◆ WHAT TO PRODUCE
What you return must match the data below exactly, minus any pictures.

++++ LISTED RECORDS ++++

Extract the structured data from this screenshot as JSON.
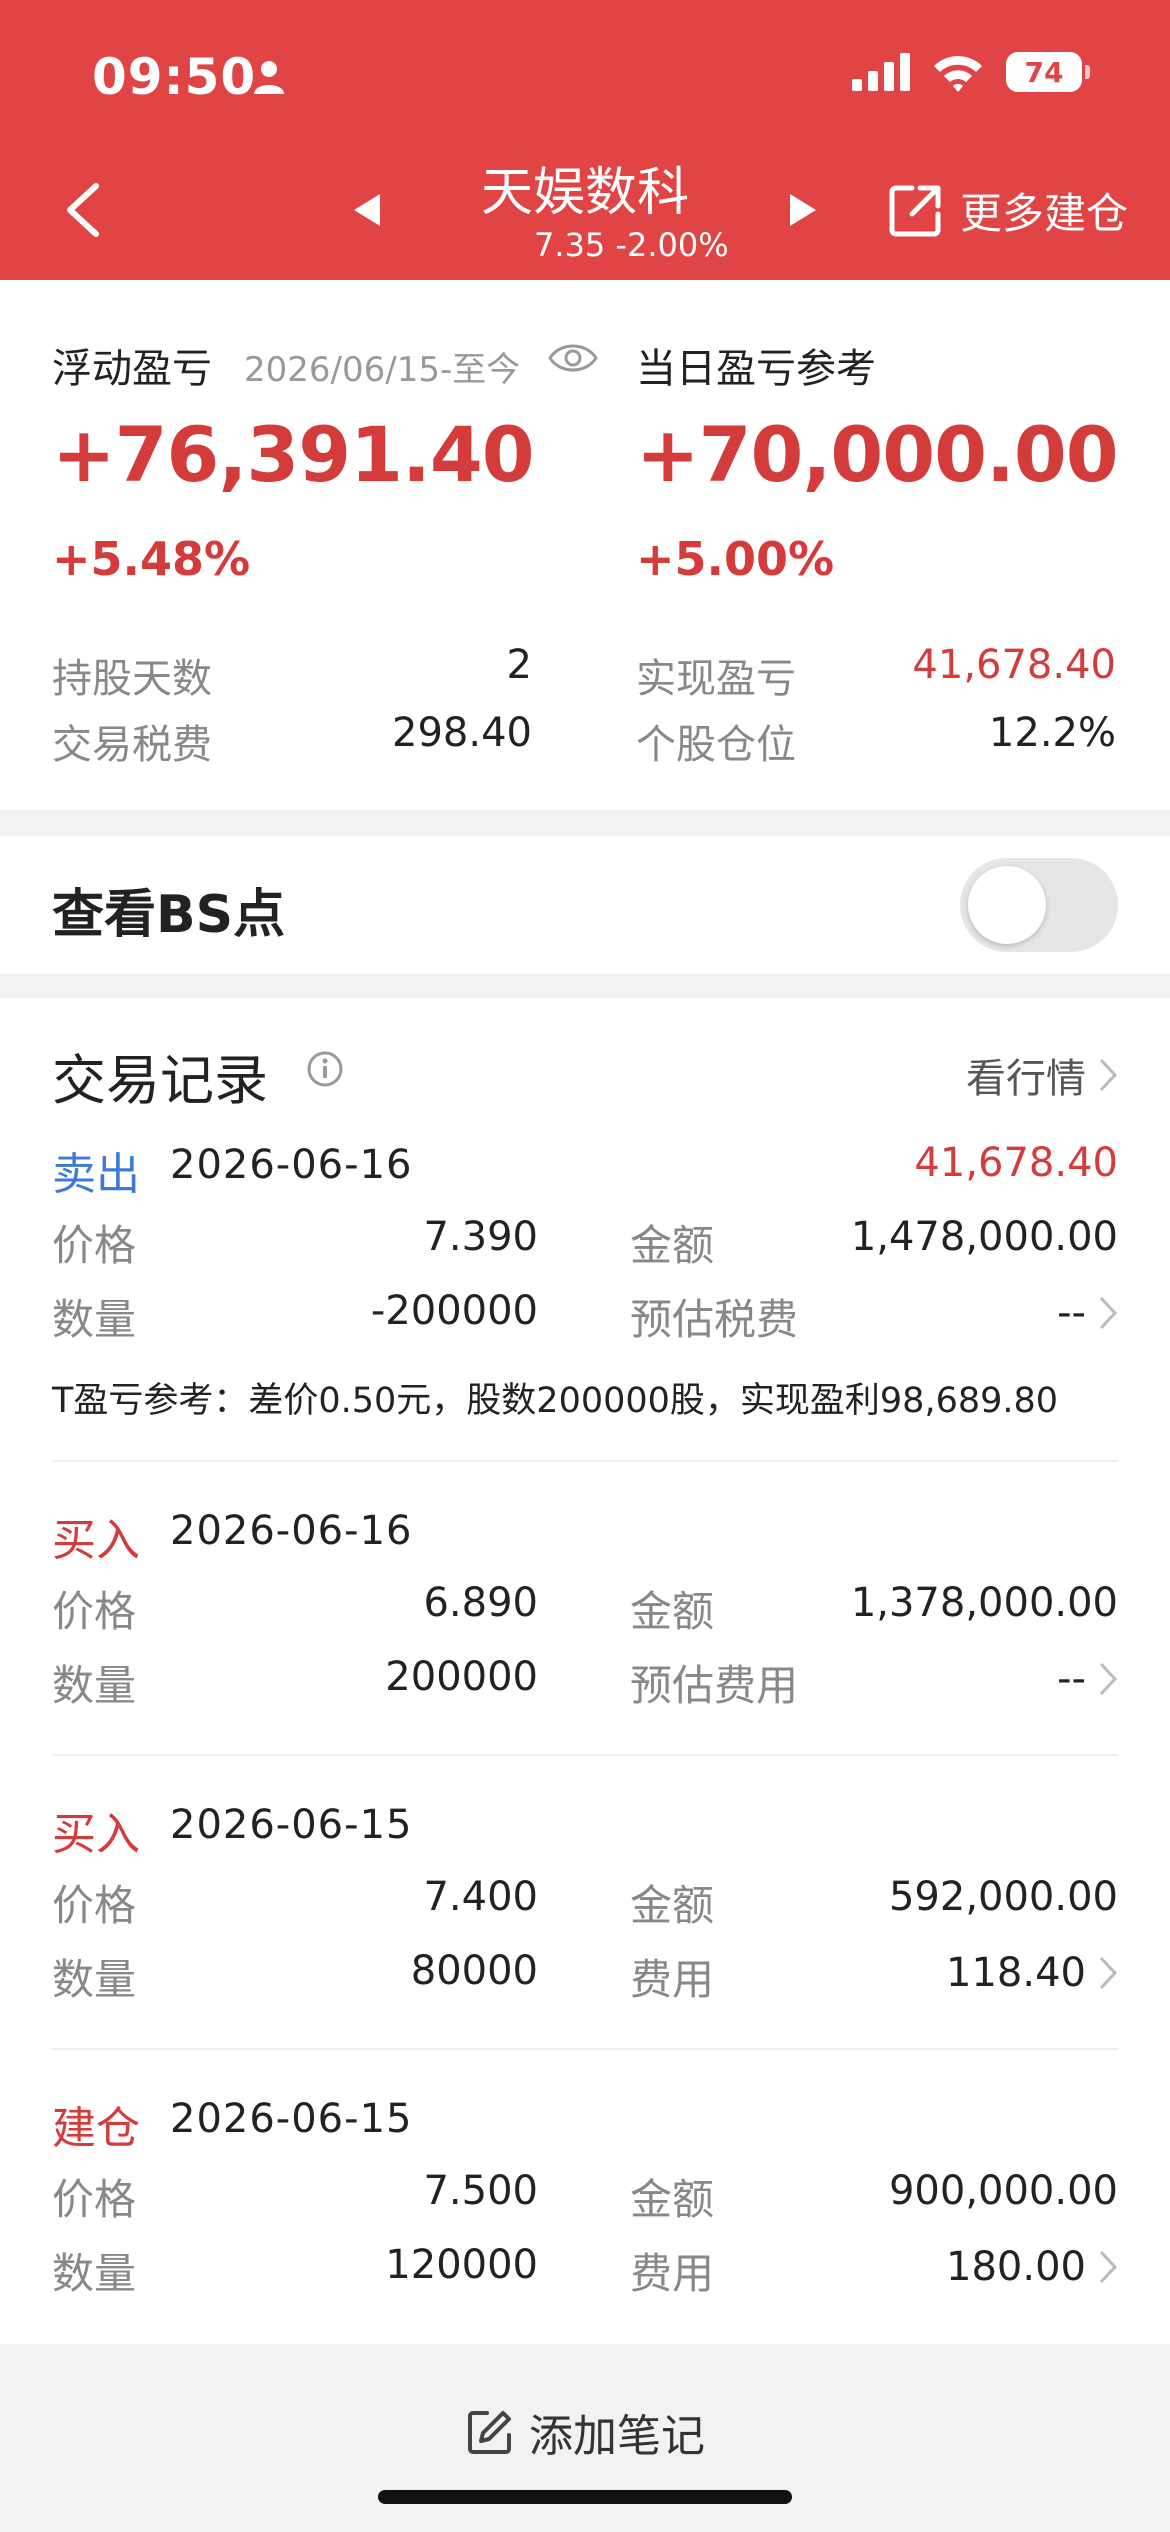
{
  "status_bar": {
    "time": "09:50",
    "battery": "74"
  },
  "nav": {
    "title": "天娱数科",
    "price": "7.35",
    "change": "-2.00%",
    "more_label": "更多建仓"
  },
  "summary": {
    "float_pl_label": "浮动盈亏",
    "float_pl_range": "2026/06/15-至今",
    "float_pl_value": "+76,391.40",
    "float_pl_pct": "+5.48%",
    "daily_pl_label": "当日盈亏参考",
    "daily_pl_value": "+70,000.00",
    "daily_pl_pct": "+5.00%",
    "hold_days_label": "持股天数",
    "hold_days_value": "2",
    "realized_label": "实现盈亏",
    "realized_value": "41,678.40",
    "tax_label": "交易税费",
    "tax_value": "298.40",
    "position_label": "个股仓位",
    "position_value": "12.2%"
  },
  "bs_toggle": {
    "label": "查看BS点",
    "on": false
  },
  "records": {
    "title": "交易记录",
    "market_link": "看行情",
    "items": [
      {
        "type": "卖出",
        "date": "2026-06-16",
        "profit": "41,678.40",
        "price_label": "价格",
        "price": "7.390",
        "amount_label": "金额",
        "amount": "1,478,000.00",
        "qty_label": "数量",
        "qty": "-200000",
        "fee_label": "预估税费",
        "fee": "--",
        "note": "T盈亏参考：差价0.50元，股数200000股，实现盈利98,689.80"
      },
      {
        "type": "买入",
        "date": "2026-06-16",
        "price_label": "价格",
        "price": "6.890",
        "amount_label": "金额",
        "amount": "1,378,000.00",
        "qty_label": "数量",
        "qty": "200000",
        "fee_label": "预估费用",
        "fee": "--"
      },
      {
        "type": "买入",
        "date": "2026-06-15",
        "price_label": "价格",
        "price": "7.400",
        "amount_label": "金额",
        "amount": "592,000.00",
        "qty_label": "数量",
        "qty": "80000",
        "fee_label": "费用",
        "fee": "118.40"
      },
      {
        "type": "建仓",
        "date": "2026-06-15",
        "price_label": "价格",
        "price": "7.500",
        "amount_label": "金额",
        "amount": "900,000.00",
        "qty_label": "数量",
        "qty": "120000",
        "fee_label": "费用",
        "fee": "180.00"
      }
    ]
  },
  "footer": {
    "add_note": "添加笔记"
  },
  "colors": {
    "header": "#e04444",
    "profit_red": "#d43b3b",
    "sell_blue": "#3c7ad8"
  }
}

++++

◆ OUTPUT OF THE EXERCISE
Extract the structured data from this screenshot as JSON.
{
  "status_bar": {
    "time": "09:50",
    "battery": "74"
  },
  "nav": {
    "title": "天娱数科",
    "price": "7.35",
    "change": "-2.00%",
    "more_label": "更多建仓"
  },
  "summary": {
    "float_pl_label": "浮动盈亏",
    "float_pl_range": "2026/06/15-至今",
    "float_pl_value": "+76,391.40",
    "float_pl_pct": "+5.48%",
    "daily_pl_label": "当日盈亏参考",
    "daily_pl_value": "+70,000.00",
    "daily_pl_pct": "+5.00%",
    "hold_days_label": "持股天数",
    "hold_days_value": "2",
    "realized_label": "实现盈亏",
    "realized_value": "41,678.40",
    "tax_label": "交易税费",
    "tax_value": "298.40",
    "position_label": "个股仓位",
    "position_value": "12.2%"
  },
  "bs_toggle": {
    "label": "查看BS点",
    "on": false
  },
  "records": {
    "title": "交易记录",
    "market_link": "看行情",
    "items": [
      {
        "type": "卖出",
        "date": "2026-06-16",
        "profit": "41,678.40",
        "price_label": "价格",
        "price": "7.390",
        "amount_label": "金额",
        "amount": "1,478,000.00",
        "qty_label": "数量",
        "qty": "-200000",
        "fee_label": "预估税费",
        "fee": "--",
        "note": "T盈亏参考：差价0.50元，股数200000股，实现盈利98,689.80"
      },
      {
        "type": "买入",
        "date": "2026-06-16",
        "price_label": "价格",
        "price": "6.890",
        "amount_label": "金额",
        "amount": "1,378,000.00",
        "qty_label": "数量",
        "qty": "200000",
        "fee_label": "预估费用",
        "fee": "--"
      },
      {
        "type": "买入",
        "date": "2026-06-15",
        "price_label": "价格",
        "price": "7.400",
        "amount_label": "金额",
        "amount": "592,000.00",
        "qty_label": "数量",
        "qty": "80000",
        "fee_label": "费用",
        "fee": "118.40"
      },
      {
        "type": "建仓",
        "date": "2026-06-15",
        "price_label": "价格",
        "price": "7.500",
        "amount_label": "金额",
        "amount": "900,000.00",
        "qty_label": "数量",
        "qty": "120000",
        "fee_label": "费用",
        "fee": "180.00"
      }
    ]
  },
  "footer": {
    "add_note": "添加笔记"
  },
  "colors": {
    "header": "#e04444",
    "profit_red": "#d43b3b",
    "sell_blue": "#3c7ad8"
  }
}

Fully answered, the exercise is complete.